Exercise materials below:

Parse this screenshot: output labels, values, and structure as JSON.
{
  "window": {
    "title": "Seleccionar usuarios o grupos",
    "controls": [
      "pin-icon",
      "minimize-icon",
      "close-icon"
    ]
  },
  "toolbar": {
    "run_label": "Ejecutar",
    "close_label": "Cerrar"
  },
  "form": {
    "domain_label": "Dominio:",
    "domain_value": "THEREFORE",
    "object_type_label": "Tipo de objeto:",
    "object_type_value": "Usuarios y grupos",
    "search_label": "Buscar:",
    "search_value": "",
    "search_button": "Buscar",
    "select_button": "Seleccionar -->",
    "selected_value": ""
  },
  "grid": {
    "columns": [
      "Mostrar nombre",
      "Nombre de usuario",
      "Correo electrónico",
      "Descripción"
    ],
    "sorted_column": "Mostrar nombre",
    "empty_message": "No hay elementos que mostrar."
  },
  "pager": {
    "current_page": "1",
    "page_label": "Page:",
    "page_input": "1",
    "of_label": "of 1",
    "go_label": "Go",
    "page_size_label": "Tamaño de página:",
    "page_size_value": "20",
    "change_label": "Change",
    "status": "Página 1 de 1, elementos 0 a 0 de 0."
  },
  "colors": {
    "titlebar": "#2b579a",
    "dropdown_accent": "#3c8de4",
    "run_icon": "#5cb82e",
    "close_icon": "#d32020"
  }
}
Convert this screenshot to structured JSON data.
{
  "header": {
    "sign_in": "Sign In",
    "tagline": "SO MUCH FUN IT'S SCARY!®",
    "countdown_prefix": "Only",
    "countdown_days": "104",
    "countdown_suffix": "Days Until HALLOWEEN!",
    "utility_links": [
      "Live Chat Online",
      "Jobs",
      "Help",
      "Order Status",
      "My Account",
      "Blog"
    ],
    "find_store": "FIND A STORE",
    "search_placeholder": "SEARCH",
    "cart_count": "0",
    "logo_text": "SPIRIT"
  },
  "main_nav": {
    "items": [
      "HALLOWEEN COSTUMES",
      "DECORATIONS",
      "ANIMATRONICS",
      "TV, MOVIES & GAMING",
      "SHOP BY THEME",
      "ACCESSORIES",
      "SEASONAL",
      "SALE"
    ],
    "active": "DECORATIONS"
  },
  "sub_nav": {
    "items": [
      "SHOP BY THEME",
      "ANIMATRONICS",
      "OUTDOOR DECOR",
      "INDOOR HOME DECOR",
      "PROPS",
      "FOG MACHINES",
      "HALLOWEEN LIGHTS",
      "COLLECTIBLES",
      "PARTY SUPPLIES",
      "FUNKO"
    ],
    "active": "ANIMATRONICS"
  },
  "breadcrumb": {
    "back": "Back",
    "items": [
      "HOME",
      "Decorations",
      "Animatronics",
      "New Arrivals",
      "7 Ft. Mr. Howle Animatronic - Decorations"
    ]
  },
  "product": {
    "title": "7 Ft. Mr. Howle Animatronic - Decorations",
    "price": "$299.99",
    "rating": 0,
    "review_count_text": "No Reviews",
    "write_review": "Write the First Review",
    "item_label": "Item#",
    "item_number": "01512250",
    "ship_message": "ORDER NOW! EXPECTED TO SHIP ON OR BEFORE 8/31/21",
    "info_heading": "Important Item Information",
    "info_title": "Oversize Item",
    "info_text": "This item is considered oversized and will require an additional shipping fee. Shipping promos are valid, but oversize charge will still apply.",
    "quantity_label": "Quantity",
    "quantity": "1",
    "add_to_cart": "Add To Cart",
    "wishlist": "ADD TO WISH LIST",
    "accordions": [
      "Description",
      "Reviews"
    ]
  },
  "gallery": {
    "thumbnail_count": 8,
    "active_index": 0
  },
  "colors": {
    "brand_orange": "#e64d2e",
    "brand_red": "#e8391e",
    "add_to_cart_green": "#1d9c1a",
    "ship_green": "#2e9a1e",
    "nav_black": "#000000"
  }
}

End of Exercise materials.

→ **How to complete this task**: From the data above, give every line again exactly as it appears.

→ **Written response**:
Parse this screenshot: output labels, values, and structure as JSON.
{
  "window": {
    "title": "Seleccionar usuarios o grupos",
    "controls": [
      "pin-icon",
      "minimize-icon",
      "close-icon"
    ]
  },
  "toolbar": {
    "run_label": "Ejecutar",
    "close_label": "Cerrar"
  },
  "form": {
    "domain_label": "Dominio:",
    "domain_value": "THEREFORE",
    "object_type_label": "Tipo de objeto:",
    "object_type_value": "Usuarios y grupos",
    "search_label": "Buscar:",
    "search_value": "",
    "search_button": "Buscar",
    "select_button": "Seleccionar -->",
    "selected_value": ""
  },
  "grid": {
    "columns": [
      "Mostrar nombre",
      "Nombre de usuario",
      "Correo electrónico",
      "Descripción"
    ],
    "sorted_column": "Mostrar nombre",
    "empty_message": "No hay elementos que mostrar."
  },
  "pager": {
    "current_page": "1",
    "page_label": "Page:",
    "page_input": "1",
    "of_label": "of 1",
    "go_label": "Go",
    "page_size_label": "Tamaño de página:",
    "page_size_value": "20",
    "change_label": "Change",
    "status": "Página 1 de 1, elementos 0 a 0 de 0."
  },
  "colors": {
    "titlebar": "#2b579a",
    "dropdown_accent": "#3c8de4",
    "run_icon": "#5cb82e",
    "close_icon": "#d32020"
  }
}
Convert this screenshot to structured JSON data.
{
  "header": {
    "sign_in": "Sign In",
    "tagline": "SO MUCH FUN IT'S SCARY!®",
    "countdown_prefix": "Only",
    "countdown_days": "104",
    "countdown_suffix": "Days Until HALLOWEEN!",
    "utility_links": [
      "Live Chat Online",
      "Jobs",
      "Help",
      "Order Status",
      "My Account",
      "Blog"
    ],
    "find_store": "FIND A STORE",
    "search_placeholder": "SEARCH",
    "cart_count": "0",
    "logo_text": "SPIRIT"
  },
  "main_nav": {
    "items": [
      "HALLOWEEN COSTUMES",
      "DECORATIONS",
      "ANIMATRONICS",
      "TV, MOVIES & GAMING",
      "SHOP BY THEME",
      "ACCESSORIES",
      "SEASONAL",
      "SALE"
    ],
    "active": "DECORATIONS"
  },
  "sub_nav": {
    "items": [
      "SHOP BY THEME",
      "ANIMATRONICS",
      "OUTDOOR DECOR",
      "INDOOR HOME DECOR",
      "PROPS",
      "FOG MACHINES",
      "HALLOWEEN LIGHTS",
      "COLLECTIBLES",
      "PARTY SUPPLIES",
      "FUNKO"
    ],
    "active": "ANIMATRONICS"
  },
  "breadcrumb": {
    "back": "Back",
    "items": [
      "HOME",
      "Decorations",
      "Animatronics",
      "New Arrivals",
      "7 Ft. Mr. Howle Animatronic - Decorations"
    ]
  },
  "product": {
    "title": "7 Ft. Mr. Howle Animatronic - Decorations",
    "price": "$299.99",
    "rating": 0,
    "review_count_text": "No Reviews",
    "write_review": "Write the First Review",
    "item_label": "Item#",
    "item_number": "01512250",
    "ship_message": "ORDER NOW! EXPECTED TO SHIP ON OR BEFORE 8/31/21",
    "info_heading": "Important Item Information",
    "info_title": "Oversize Item",
    "info_text": "This item is considered oversized and will require an additional shipping fee. Shipping promos are valid, but oversize charge will still apply.",
    "quantity_label": "Quantity",
    "quantity": "1",
    "add_to_cart": "Add To Cart",
    "wishlist": "ADD TO WISH LIST",
    "accordions": [
      "Description",
      "Reviews"
    ]
  },
  "gallery": {
    "thumbnail_count": 8,
    "active_index": 0
  },
  "colors": {
    "brand_orange": "#e64d2e",
    "brand_red": "#e8391e",
    "add_to_cart_green": "#1d9c1a",
    "ship_green": "#2e9a1e",
    "nav_black": "#000000"
  }
}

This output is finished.